What you should do:
Check each line below for the word "avatar" and give the count alone.

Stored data
········

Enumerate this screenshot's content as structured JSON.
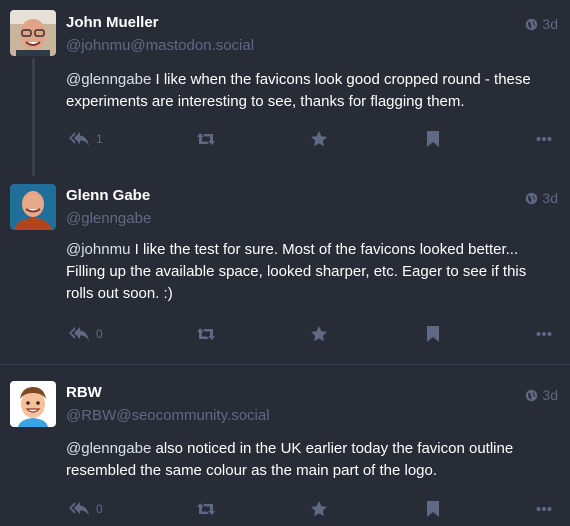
{
  "statuses": [
    {
      "display_name": "John Mueller",
      "handle": "@johnmu@mastodon.social",
      "time": "3d",
      "mention": "@glenngabe",
      "text": " I like when the favicons look good cropped round - these experiments are interesting to see, thanks for flagging them.",
      "reply_count": "1",
      "avatar_icon": "avatar-john-mueller"
    },
    {
      "display_name": "Glenn Gabe",
      "handle": "@glenngabe",
      "time": "3d",
      "mention": "@johnmu",
      "text": " I like the test for sure. Most of the favicons looked better... Filling up the available space, looked sharper, etc. Eager to see if this rolls out soon. :)",
      "reply_count": "0",
      "avatar_icon": "avatar-glenn-gabe"
    },
    {
      "display_name": "RBW",
      "handle": "@RBW@seocommunity.social",
      "time": "3d",
      "mention": "@glenngabe",
      "text": " also noticed in the UK earlier today the favicon outline resembled the same colour as the main part of the logo.",
      "reply_count": "0",
      "avatar_icon": "avatar-rbw-cartoon"
    }
  ],
  "icons": {
    "visibility": "globe-icon",
    "reply": "reply-all-icon",
    "boost": "retweet-icon",
    "favourite": "star-icon",
    "bookmark": "bookmark-icon",
    "more": "ellipsis-icon"
  },
  "colors": {
    "background": "#282c37",
    "muted": "#606984",
    "text": "#ffffff",
    "divider": "#393f4f"
  }
}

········

Completed exercise:
3